**PROBLEM REQUIREMENTS**: Among the lines of the records, find all that carry the word "icon" and copy them.
═══
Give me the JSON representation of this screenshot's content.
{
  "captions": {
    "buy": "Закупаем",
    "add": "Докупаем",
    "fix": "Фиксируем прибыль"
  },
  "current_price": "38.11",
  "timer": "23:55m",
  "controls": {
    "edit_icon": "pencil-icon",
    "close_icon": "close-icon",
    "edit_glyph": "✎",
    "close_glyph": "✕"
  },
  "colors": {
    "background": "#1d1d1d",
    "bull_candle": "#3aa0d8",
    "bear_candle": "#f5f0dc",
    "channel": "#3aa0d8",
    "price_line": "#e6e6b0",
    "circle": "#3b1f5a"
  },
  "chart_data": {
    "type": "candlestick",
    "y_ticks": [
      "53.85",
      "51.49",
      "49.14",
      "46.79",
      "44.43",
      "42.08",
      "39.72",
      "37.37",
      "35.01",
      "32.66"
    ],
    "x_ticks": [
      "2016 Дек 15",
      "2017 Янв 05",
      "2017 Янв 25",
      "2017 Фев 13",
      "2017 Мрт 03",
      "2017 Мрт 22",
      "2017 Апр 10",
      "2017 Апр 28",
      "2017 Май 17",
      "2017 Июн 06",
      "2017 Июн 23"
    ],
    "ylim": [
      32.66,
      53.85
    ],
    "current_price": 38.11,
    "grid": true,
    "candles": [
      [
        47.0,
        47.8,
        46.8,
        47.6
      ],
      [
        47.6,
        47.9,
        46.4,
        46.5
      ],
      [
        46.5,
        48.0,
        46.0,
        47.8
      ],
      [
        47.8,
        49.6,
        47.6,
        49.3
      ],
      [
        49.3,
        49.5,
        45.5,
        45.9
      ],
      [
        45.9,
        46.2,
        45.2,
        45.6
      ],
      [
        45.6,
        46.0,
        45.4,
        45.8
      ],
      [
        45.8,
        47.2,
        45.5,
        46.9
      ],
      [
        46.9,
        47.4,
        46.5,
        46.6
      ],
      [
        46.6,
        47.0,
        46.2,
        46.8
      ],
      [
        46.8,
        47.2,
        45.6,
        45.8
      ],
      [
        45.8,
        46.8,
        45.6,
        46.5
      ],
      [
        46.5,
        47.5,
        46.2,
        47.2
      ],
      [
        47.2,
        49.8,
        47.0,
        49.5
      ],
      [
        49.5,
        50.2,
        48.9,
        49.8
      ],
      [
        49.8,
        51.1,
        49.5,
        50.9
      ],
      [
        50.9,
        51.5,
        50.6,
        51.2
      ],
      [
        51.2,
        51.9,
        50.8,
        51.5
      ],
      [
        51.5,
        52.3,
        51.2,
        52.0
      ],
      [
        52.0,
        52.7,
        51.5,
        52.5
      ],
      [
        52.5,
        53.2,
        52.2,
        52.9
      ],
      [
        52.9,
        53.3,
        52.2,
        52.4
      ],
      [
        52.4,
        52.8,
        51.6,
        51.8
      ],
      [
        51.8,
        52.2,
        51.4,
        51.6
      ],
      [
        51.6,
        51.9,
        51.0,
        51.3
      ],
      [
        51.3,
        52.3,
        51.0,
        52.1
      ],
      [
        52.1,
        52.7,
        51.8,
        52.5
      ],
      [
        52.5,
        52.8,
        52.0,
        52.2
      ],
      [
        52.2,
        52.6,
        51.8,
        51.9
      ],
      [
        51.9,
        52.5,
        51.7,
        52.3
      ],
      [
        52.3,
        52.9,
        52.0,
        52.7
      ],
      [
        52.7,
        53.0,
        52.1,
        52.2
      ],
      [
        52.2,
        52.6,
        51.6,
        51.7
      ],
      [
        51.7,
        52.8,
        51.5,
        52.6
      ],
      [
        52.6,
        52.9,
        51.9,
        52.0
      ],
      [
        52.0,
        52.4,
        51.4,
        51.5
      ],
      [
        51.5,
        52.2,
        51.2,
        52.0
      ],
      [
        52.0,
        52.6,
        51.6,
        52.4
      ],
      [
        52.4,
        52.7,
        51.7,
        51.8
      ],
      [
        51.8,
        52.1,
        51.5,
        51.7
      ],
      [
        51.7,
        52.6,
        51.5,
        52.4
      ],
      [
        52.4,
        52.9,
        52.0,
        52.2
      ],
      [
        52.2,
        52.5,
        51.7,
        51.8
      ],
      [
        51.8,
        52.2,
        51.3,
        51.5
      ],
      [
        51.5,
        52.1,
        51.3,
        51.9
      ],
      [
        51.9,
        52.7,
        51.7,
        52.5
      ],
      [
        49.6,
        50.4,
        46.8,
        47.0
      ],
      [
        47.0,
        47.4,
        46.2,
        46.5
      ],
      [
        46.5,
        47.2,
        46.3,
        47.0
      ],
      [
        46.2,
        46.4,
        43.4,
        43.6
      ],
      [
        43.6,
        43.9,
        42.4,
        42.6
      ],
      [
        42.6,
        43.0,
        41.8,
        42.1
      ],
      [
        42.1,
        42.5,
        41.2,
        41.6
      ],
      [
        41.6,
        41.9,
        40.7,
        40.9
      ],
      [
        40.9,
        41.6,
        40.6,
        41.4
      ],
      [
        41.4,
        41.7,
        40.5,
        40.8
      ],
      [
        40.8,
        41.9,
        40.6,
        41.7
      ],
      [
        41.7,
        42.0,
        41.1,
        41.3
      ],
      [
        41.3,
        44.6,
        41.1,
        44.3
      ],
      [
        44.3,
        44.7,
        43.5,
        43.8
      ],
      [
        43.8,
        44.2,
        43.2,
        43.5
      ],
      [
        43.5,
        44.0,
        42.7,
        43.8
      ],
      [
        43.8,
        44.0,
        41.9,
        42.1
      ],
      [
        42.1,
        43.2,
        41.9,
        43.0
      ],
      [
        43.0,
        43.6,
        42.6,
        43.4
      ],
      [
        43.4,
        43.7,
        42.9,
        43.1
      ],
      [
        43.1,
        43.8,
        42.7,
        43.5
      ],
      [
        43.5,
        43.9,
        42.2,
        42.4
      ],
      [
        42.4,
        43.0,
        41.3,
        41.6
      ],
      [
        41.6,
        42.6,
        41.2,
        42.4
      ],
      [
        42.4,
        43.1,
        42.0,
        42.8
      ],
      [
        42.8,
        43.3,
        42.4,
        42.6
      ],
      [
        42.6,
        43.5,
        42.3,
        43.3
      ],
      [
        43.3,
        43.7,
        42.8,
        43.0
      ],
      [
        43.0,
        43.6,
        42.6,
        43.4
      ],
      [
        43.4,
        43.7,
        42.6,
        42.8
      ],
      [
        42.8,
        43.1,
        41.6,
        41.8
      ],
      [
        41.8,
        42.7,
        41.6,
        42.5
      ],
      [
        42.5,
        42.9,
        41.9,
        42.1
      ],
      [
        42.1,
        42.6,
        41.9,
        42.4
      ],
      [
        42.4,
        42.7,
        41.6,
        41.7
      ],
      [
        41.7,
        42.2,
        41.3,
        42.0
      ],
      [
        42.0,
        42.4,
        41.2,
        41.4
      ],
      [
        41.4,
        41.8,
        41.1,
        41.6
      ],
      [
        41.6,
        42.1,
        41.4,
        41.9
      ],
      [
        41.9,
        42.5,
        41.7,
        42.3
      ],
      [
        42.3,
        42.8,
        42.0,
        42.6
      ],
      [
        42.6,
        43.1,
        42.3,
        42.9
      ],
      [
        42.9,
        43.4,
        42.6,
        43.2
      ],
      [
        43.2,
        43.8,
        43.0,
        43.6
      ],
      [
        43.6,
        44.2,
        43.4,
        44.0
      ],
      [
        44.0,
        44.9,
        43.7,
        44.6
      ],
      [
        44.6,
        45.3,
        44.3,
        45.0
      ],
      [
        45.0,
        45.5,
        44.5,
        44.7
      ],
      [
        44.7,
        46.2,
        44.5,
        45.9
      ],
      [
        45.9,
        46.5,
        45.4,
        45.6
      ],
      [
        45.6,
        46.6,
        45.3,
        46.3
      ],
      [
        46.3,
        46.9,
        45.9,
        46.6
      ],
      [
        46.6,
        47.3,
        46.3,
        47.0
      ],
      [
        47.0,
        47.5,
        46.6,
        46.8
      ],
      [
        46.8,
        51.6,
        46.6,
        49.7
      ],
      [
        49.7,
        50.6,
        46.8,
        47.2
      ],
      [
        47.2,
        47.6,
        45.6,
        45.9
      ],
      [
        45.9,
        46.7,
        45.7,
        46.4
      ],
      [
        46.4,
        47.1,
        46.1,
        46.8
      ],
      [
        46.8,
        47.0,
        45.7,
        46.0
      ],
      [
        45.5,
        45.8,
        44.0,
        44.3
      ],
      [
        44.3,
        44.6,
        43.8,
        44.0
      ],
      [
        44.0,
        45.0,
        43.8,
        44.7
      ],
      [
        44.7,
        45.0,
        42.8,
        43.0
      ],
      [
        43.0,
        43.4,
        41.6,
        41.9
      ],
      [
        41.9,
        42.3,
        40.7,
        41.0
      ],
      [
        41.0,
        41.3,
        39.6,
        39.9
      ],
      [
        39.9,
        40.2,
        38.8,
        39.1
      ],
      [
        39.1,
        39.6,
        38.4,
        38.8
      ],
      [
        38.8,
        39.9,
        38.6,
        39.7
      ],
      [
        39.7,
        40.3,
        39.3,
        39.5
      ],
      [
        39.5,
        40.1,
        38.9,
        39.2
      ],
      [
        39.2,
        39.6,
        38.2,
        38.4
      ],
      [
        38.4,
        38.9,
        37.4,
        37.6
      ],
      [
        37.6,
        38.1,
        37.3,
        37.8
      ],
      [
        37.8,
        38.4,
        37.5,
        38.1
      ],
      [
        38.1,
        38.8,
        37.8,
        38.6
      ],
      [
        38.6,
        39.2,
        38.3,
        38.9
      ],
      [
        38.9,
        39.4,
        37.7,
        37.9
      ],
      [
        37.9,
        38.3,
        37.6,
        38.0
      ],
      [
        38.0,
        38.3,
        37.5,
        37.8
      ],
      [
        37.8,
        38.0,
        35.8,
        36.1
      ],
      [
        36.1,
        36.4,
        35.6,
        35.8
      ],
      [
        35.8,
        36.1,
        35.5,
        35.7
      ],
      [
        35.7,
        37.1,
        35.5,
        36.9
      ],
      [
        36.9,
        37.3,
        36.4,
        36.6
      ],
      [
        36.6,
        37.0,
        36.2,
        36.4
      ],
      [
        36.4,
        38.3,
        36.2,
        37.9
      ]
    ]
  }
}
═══
**OUTPUT FOR THIS EXERCISE**:
    "edit_icon": "pencil-icon",
    "close_icon": "close-icon",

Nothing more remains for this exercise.